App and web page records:
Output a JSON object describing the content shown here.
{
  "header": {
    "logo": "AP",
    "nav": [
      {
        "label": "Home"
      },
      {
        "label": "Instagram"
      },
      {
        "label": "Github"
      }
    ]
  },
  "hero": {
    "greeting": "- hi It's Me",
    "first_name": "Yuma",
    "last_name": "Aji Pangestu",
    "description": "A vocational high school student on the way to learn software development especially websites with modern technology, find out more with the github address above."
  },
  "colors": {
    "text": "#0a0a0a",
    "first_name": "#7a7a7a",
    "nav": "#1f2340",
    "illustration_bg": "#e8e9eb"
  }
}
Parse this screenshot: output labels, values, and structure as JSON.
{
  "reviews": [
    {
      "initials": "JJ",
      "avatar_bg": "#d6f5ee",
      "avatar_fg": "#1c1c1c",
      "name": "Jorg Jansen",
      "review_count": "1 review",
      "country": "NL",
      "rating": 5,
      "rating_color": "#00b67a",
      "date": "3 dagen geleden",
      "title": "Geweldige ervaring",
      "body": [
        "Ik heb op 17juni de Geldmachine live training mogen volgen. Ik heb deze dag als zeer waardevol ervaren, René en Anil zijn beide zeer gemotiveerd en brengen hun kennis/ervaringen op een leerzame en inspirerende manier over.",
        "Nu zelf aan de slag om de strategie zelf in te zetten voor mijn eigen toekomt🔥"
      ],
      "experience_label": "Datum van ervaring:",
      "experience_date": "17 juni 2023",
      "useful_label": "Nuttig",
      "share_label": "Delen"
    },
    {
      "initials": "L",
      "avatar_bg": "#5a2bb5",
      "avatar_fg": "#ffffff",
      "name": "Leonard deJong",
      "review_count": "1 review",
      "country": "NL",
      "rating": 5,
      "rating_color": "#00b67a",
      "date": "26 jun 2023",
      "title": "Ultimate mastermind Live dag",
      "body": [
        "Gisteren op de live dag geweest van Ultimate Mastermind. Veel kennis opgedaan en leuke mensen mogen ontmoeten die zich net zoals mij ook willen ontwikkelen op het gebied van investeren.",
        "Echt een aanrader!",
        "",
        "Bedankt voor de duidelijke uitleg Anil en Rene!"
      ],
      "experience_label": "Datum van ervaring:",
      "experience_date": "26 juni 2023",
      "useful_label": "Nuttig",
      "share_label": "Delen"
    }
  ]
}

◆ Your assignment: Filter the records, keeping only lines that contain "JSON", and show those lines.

◆ Worked solution:
Output a JSON object describing the content shown here.
Parse this screenshot: output labels, values, and structure as JSON.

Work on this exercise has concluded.